On Leaning into Your Inspirations by Reese Hayes

There’s a lot of talk around the indie film community about “finding your own voice”.  I’m not totally sure what that means.  I’ve been making films since I was 12 and still don’t think I’ve ever found my voice.  There are certain things that excite me as a filmmaker and a few tools that I continually use to tell stories a specific way, but other than in my writing I don’t think I have a specific style that’s only unique to me.  What I do have, however, are a ton of filmmakers and movies I look to for inspiration time and time again.

There are many artists who view the world in such an interesting way, that it’s impossible for their art to not reflect their point of view. Filmmakers like David Lynch and Wes Anderson seem to fit this bill.  Watching their movies feels like stepping into their brains and seeing the world from a totally different perspective.  It creates a sense of wonder in the world they’ve crafted for the screen while being entirely authentic to their artistic sensibilities.  There are other filmmakers (Quentin Tarantino and Edgar Wright, for example) that have built a career and a visual language from the movies and works of art they love.  They’re students of cinema that are able to translate what they enjoy about a certain film into their own style.  It’s not as easy as ripping off a shot or referencing a line of dialogue.  You have to understand the film from every aspect before you can apply the tools to your own work.  The difference also lies in the volume of art they “copy”. 

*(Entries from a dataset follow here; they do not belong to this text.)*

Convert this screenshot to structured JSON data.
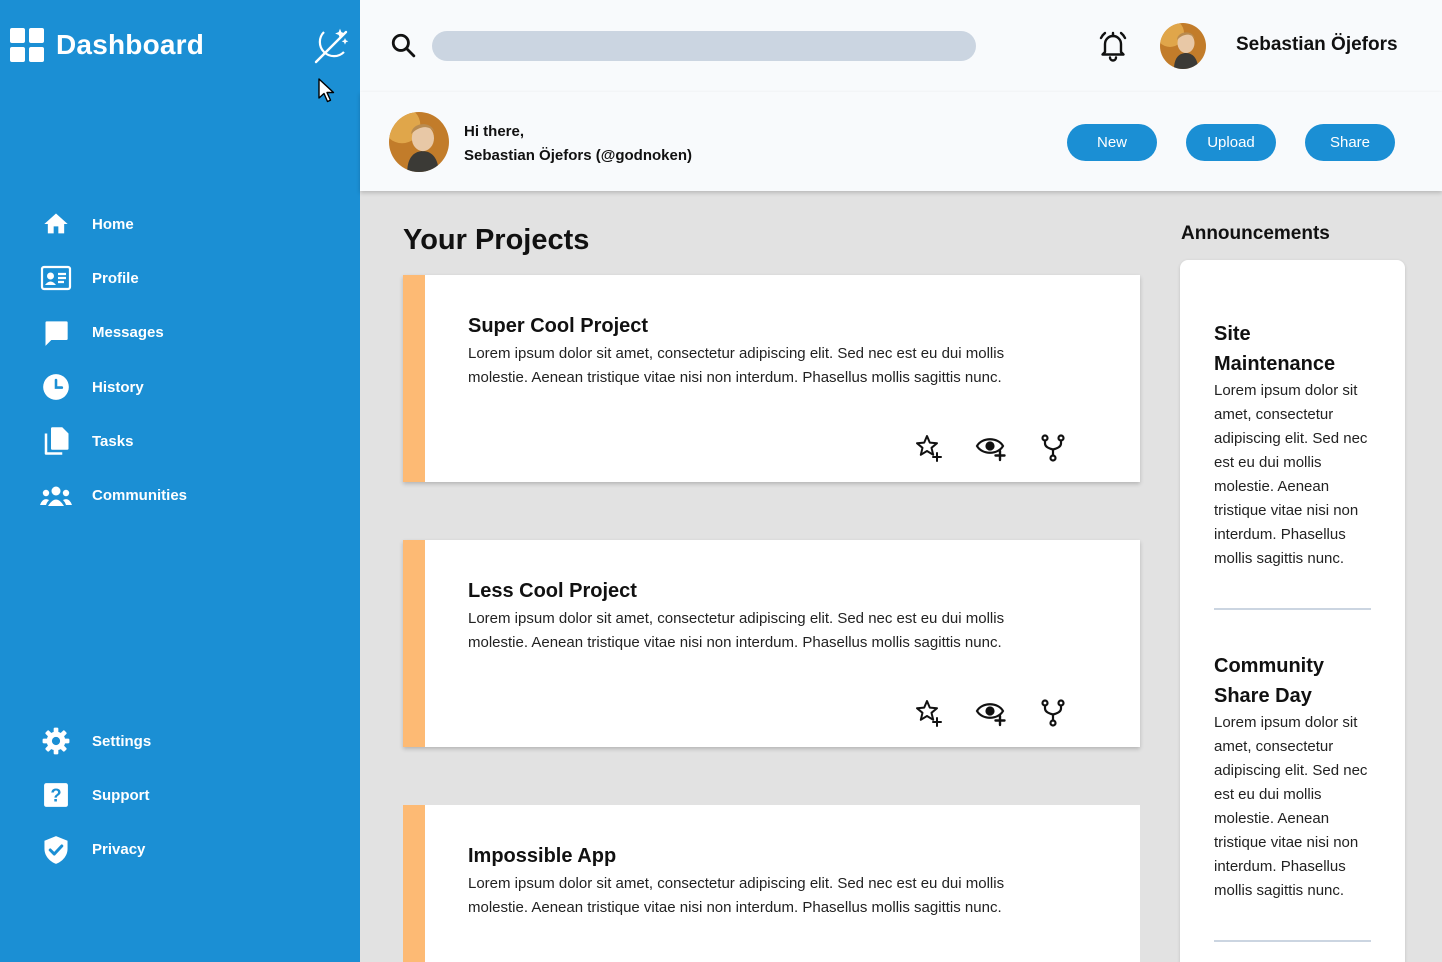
{
  "colors": {
    "sidebar_bg": "#1b8fd4",
    "accent": "#1b8fd4",
    "card_accent": "#fdba74",
    "topbar_bg": "#f8fafc",
    "main_bg": "#e2e2e2",
    "search_bg": "#cbd5e1"
  },
  "sidebar": {
    "brand_title": "Dashboard",
    "brand_icon": "grid-icon",
    "theme_toggle_icon": "theme-toggle-icon",
    "nav_top": [
      {
        "label": "Home",
        "icon": "home-icon"
      },
      {
        "label": "Profile",
        "icon": "id-card-icon"
      },
      {
        "label": "Messages",
        "icon": "message-icon"
      },
      {
        "label": "History",
        "icon": "clock-icon"
      },
      {
        "label": "Tasks",
        "icon": "documents-icon"
      },
      {
        "label": "Communities",
        "icon": "group-icon"
      }
    ],
    "nav_bottom": [
      {
        "label": "Settings",
        "icon": "gear-icon"
      },
      {
        "label": "Support",
        "icon": "help-icon"
      },
      {
        "label": "Privacy",
        "icon": "shield-icon"
      }
    ]
  },
  "header": {
    "search_placeholder": "",
    "search_value": "",
    "username": "Sebastian Öjefors"
  },
  "greeting": {
    "line1": "Hi there,",
    "line2": "Sebastian Öjefors (@godnoken)",
    "buttons": {
      "new": "New",
      "upload": "Upload",
      "share": "Share"
    }
  },
  "projects": {
    "title": "Your Projects",
    "items": [
      {
        "title": "Super Cool Project",
        "description": "Lorem ipsum dolor sit amet, consectetur adipiscing elit. Sed nec est eu dui mollis molestie. Aenean tristique vitae nisi non interdum. Phasellus mollis sagittis nunc."
      },
      {
        "title": "Less Cool Project",
        "description": "Lorem ipsum dolor sit amet, consectetur adipiscing elit. Sed nec est eu dui mollis molestie. Aenean tristique vitae nisi non interdum. Phasellus mollis sagittis nunc."
      },
      {
        "title": "Impossible App",
        "description": "Lorem ipsum dolor sit amet, consectetur adipiscing elit. Sed nec est eu dui mollis molestie. Aenean tristique vitae nisi non interdum. Phasellus mollis sagittis nunc."
      }
    ],
    "action_icons": [
      "star-plus-icon",
      "eye-plus-icon",
      "fork-icon"
    ]
  },
  "announcements": {
    "title": "Announcements",
    "items": [
      {
        "title": "Site Maintenance",
        "body": "Lorem ipsum dolor sit amet, consectetur adipiscing elit. Sed nec est eu dui mollis molestie. Aenean tristique vitae nisi non interdum. Phasellus mollis sagittis nunc."
      },
      {
        "title": "Community Share Day",
        "body": "Lorem ipsum dolor sit amet, consectetur adipiscing elit. Sed nec est eu dui mollis molestie. Aenean tristique vitae nisi non interdum. Phasellus mollis sagittis nunc."
      }
    ]
  }
}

I’m not trying to say that you don’t need to have an artistic expression in your movies.  Your art should be personal to you and the way you present your art should reflect that.  BUT!  It’s silly to expect yourself to have some completely original way in which you tell your story.  What I’m suggesting is that you steal from every film you’ve ever seen and loved.  Rip off a shot from Goodfellas, take a line from Chinatown, light a scene like the Godfather, do whatever you want!  Don’t be afraid to have inspirations and for those inspirations to show up in your art because inevitably they won’t look or feel very much like the source you ripped off and now you’ve created something different and interesting! 

This shot from Cobblestoned 3 was inspired by a panel from one of my favorite comics, Calvin and Hobbes.  It helps that Reese is half the size of Erick…

This shot from Cobblestoned 3 was inspired by a panel from one of my favorite comics, Calvin and Hobbes. It helps that Reese is half the size of Erick…

A lot of notes on this blog aren’t meant to be taken seriously, and this one may feel like that, but it’s for real.  It’s okay to not know how to say what you’re feeling.  You probably got into movies because someone else was able to explain your feelings better than you were.  And while I’m kind of joking about stealing direct images from your favorite movies… mostly I’m not.  You should take what you like, but put your own twist on it.  Your shot won’t look like Scorsese’s.  Your line won’t sound like Robert Towne’s.  Your lighting won’t feel like Gordon Willis’.  But you’ll learn why those masters made the decisions they made.  You’ll gain a fundamental understanding of how that specific shot or lighting setup works and the next time you make something, you’ll use it to your advantage in a totally new way. 

Just make sure you aren’t focusing all of your theft on one film or filmmaker.  My series, Cobblestoned, is heavily inspired by the works of David Lynch (primarily Twin Peaks), but I gather a lot of ideas and inspiration from other shows and movies as well like The X-Files, The Evil Dead, and Bojack Horseman.  Figure out what you love and lean into it.  Don’t worry about being completely original, especially early on in your filmmaking career, because you probably don’t have enough life experience anyway.  Spend those early years experimenting with tools developed by the people you admire.  Become a craftsman and apply those tools however you wish.  But I guess I should probably mention that I’m not an authority on this and that our Dashing Agent lawyers strongly recommend not listening to anything I say.